their strong theorical foundations. In fact, new developments in
theory and implementation often open up new application areas. On the
other hand, as declarative languages are applied to novel problems, a
number of interesting research issues arise.  Well-known questions
include designing for scalability, language extensions for application
deployment, and programming environments. Thus, applications are both
a cause for and benefit from progress in the theory and implementation
of declarative systems. 

The PADL'01 series of workshops aims at providing a forum where
researchers, practitioners, and implementors of declarative languages
may exchange ideas on current and novel application areas and on the
requirements for effective deployment of declarative systems. Thus, we
invite papers dealing with practical applications of newly discovered
results and techniques in logic, constraint, and functional
programming. Papers dealing with practical applications of theoretical
results, new implementation techniques, or innovative applications are
particularly welcome. Position papers as well as papers that present
work-in-progress are also welcome. Scope of PADL includes, but is not
limited to:

   -- Innovative Applications 
   -- Practical Applications of Theoretical Results 
   -- Declarative Languages and the Internet 
   -- Declarative Languages and Software Engineering 
   -- Declarative Languages and Software Enabled Control 
   -- Deductive Database Systems
   -- Declarative Languages for Specification and Verification 
   -- Practical Experiences 
   -- Innovative Implementation/Compilation Techniques 

Authors may submit an electronic copy of the full paper, in English,
to the email address below (preferred), or submit six copies of the
paper to the postal address below. The paper should reach by October
10th, 2000. Papers must be no longer than 15 pages, written in 12
point font and with single spacing. Each copy of the submission must
include on an extra sheet the paper title, authors and their
affiliations, contact information, an abstract, and three to four
keywords.
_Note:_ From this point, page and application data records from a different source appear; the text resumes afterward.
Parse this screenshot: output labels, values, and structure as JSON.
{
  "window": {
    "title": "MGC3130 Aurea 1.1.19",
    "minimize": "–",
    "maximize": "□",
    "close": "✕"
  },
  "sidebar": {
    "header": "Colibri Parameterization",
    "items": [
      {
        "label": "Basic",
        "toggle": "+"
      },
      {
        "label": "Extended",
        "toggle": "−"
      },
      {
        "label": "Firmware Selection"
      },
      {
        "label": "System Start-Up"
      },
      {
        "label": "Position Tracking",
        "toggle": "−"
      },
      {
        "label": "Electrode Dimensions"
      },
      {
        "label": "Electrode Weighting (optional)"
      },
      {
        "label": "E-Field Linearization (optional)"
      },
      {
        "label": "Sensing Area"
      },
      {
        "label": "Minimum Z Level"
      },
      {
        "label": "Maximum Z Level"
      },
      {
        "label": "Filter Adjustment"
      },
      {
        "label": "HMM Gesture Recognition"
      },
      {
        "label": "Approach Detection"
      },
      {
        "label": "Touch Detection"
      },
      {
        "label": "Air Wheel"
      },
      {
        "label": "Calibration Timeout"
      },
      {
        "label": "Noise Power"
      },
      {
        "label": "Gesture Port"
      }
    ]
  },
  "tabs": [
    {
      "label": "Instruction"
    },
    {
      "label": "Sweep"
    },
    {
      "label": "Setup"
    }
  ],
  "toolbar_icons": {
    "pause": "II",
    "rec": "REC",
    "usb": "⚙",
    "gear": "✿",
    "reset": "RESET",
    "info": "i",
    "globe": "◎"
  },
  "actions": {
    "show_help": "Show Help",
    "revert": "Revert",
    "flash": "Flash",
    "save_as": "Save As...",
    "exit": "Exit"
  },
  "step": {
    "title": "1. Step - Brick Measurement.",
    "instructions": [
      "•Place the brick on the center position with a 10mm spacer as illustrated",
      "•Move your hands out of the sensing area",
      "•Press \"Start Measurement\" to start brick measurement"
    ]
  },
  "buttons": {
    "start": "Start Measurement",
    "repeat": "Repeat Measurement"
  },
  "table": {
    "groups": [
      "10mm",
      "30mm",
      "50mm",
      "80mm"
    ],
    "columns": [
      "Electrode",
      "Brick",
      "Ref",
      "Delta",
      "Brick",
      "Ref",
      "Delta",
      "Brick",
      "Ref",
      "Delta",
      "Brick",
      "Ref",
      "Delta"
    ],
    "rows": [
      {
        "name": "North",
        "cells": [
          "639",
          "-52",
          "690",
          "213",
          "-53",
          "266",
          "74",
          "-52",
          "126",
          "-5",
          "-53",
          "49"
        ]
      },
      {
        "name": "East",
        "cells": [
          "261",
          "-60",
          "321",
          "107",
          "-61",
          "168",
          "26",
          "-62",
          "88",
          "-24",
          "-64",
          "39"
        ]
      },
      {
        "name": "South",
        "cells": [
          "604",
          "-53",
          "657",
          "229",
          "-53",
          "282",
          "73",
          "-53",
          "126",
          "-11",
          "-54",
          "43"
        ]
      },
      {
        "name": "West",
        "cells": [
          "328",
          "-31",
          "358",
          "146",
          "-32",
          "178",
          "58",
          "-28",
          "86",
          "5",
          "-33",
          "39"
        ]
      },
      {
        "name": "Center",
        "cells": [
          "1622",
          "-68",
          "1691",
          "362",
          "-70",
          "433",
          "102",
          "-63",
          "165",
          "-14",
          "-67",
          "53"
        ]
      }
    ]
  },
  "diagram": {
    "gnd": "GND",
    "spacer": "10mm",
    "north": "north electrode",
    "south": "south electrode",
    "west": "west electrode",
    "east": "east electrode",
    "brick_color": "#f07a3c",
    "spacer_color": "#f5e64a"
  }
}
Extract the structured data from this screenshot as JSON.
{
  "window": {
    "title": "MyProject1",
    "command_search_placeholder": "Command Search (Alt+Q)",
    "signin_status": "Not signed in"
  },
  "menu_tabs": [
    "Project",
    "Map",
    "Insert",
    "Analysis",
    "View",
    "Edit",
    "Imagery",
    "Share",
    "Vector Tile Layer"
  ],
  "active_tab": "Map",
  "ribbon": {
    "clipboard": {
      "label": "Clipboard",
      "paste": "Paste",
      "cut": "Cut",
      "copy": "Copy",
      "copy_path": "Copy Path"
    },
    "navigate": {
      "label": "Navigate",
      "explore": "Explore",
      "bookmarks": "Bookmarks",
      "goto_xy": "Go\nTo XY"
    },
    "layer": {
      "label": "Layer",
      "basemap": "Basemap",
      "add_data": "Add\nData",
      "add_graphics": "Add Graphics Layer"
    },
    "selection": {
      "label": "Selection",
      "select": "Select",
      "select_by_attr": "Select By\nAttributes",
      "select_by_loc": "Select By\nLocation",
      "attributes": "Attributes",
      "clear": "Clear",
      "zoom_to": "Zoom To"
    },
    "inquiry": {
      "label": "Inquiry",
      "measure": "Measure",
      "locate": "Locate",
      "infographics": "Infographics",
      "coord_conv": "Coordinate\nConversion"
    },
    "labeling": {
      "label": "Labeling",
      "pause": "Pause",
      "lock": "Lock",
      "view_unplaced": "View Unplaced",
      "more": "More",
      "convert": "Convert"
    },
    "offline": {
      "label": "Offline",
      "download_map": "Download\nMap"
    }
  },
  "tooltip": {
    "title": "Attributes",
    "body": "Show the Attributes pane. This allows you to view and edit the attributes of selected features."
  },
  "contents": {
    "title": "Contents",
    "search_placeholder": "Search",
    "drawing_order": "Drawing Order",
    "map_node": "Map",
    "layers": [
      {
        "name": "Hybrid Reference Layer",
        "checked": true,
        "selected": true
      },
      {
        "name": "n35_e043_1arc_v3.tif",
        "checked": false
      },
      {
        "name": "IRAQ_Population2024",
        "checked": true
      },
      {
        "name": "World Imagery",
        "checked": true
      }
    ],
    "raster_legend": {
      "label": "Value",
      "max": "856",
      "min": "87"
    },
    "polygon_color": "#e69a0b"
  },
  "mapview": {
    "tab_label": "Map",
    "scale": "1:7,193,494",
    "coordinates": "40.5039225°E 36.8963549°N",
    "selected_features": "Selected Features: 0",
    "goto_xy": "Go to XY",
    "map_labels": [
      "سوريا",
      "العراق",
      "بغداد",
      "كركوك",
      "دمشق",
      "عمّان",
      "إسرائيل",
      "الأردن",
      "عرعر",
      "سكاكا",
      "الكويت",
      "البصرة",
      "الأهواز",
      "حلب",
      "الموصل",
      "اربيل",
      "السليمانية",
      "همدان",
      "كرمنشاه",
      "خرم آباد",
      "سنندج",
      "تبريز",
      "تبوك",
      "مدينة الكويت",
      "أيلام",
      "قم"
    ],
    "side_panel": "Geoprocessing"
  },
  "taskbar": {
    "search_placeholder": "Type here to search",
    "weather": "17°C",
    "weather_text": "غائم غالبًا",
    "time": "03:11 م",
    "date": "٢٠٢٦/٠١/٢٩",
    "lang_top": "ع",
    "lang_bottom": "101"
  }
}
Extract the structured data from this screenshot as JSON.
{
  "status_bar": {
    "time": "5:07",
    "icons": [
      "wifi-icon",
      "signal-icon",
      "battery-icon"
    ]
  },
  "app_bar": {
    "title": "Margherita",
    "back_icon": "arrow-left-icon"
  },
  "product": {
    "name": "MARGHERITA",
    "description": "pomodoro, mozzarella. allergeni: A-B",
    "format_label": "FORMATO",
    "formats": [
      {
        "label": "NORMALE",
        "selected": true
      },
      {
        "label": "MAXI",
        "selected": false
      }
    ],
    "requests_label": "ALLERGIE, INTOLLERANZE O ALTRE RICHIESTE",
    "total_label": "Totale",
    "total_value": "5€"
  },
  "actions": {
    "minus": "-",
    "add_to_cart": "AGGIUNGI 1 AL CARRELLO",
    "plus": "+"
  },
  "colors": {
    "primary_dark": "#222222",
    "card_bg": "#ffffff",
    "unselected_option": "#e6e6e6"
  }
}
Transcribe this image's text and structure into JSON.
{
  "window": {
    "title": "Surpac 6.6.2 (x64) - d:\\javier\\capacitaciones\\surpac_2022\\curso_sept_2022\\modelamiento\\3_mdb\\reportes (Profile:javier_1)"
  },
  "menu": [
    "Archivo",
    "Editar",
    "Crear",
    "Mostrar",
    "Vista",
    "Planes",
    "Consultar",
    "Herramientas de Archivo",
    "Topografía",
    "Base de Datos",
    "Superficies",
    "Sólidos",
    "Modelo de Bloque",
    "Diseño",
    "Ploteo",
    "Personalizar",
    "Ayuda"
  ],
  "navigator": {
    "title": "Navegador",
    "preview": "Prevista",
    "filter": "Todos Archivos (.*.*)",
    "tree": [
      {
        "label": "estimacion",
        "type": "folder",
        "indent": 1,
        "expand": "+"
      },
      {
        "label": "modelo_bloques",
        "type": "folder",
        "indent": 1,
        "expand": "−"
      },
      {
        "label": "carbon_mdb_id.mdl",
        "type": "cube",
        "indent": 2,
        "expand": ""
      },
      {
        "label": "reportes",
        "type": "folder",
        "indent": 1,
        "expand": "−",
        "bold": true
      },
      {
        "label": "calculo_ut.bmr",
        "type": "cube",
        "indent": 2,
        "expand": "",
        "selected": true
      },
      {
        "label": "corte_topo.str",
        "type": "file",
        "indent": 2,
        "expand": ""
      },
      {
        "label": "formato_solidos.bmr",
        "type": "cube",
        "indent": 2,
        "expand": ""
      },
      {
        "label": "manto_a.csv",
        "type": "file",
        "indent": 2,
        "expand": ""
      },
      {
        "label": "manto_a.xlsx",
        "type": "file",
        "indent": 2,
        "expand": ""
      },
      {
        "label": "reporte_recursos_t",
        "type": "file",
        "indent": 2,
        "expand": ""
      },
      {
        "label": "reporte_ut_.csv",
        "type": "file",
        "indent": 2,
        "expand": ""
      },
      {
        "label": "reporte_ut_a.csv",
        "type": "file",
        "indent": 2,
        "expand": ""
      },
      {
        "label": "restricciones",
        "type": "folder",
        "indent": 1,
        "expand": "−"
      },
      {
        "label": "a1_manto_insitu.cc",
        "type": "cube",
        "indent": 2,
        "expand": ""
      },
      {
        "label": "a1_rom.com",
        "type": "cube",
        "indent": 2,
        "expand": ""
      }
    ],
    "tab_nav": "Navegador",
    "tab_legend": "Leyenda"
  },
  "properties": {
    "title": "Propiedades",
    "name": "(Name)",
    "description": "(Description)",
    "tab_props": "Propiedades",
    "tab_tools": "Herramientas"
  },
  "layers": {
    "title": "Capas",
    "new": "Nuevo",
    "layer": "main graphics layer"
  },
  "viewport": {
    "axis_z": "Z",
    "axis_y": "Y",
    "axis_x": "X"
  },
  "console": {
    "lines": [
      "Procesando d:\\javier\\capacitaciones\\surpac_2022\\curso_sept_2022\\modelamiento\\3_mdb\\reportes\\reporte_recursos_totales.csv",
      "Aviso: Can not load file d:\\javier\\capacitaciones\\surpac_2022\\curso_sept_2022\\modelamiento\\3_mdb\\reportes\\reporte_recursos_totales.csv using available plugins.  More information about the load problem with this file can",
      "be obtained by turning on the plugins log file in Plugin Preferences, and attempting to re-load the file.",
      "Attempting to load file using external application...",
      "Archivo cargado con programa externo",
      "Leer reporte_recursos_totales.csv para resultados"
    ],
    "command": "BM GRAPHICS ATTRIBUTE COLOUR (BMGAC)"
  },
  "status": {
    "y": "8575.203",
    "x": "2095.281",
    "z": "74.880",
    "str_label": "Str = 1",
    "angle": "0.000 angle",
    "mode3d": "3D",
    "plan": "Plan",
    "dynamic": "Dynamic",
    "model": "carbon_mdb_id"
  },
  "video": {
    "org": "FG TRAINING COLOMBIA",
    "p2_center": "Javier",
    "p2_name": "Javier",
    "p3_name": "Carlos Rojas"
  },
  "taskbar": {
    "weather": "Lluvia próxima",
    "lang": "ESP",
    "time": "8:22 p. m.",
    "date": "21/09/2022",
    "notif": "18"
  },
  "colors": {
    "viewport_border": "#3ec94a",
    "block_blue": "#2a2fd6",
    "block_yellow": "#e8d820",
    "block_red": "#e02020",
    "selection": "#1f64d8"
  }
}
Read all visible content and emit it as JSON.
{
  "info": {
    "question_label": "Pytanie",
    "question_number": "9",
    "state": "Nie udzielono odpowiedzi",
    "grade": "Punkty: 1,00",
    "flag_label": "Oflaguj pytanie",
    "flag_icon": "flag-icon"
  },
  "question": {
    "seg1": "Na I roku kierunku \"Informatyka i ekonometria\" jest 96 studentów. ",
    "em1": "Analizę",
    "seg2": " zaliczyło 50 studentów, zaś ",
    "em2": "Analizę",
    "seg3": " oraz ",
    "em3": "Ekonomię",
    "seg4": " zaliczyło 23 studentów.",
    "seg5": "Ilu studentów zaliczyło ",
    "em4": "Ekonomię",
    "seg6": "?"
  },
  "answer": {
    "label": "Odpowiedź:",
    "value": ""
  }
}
Each paper will be reviewed. Authors will be notified by
December 5th, 2000. Camera ready copies will be due by January 5th,
2001.  The proceedings will be published as Lecture Notes in Computer
Science by Springer Verlag.

Program Committee Chairman

I.V. Ramakrishnan
Department of Computer Science
State University of New York
Stony Brook, NY 11794
email: ram@cs.sunysb.edu 

 S. Antoy                   Portland State                       
 S. Debray     		    University of Arizona                     
 M. Fromherz   		    Xerox PARC                           
 C. Geyer      		    Federal University of Rio Grande do Sul, Brazil   
 B. Goldberg   		    NYU                                  
 N. Heintze    		    Bell Labs, Lucent                    
 S. Krishnamurthi	    Brown University                     
 L. Maranget   		    INRIA Rocquencourt                   
 E. Meijer     		    Utrecht University                   
 G. Morrisett  		    Cornell University                   
 U. Nilsson    		    Linkoping University                 
 C. Palamidessi		    Penn State                           
 E. Pontelli   		    New Mexico State University                     
 I.V. Ramakrishnan	    SUNY Stony Brook                     
 D. Sands      		    Chalmers University of Technology    
 R. Sekar      		    SUNY Stony Brook                     
 D. Srivastava 		    AT&T Labs Research                   
 T. Swift      		    SUNY Stony Brook                     
 K. Ueda       		    Waseda University                    
 R. Yap	       		    National University of Singapore     
 N-F. Zhou     		    Brooklyn College, CUNY               

 Paper Submission           October 10, 2000
 Notification               December 5, 2000
 Camera-ready               January 5, 2001
 Workshop                   March 11/12 2001

PADL '01 Organizer:         Gopal Gupta (gupta@cs.nmsu.edu)
PADL '01 Website:           http://seclab.cs.sunysb.edu/padl 
PADL '01 Sponsors:          COMPULOG AMERICAS
			    Association for Logic Programming.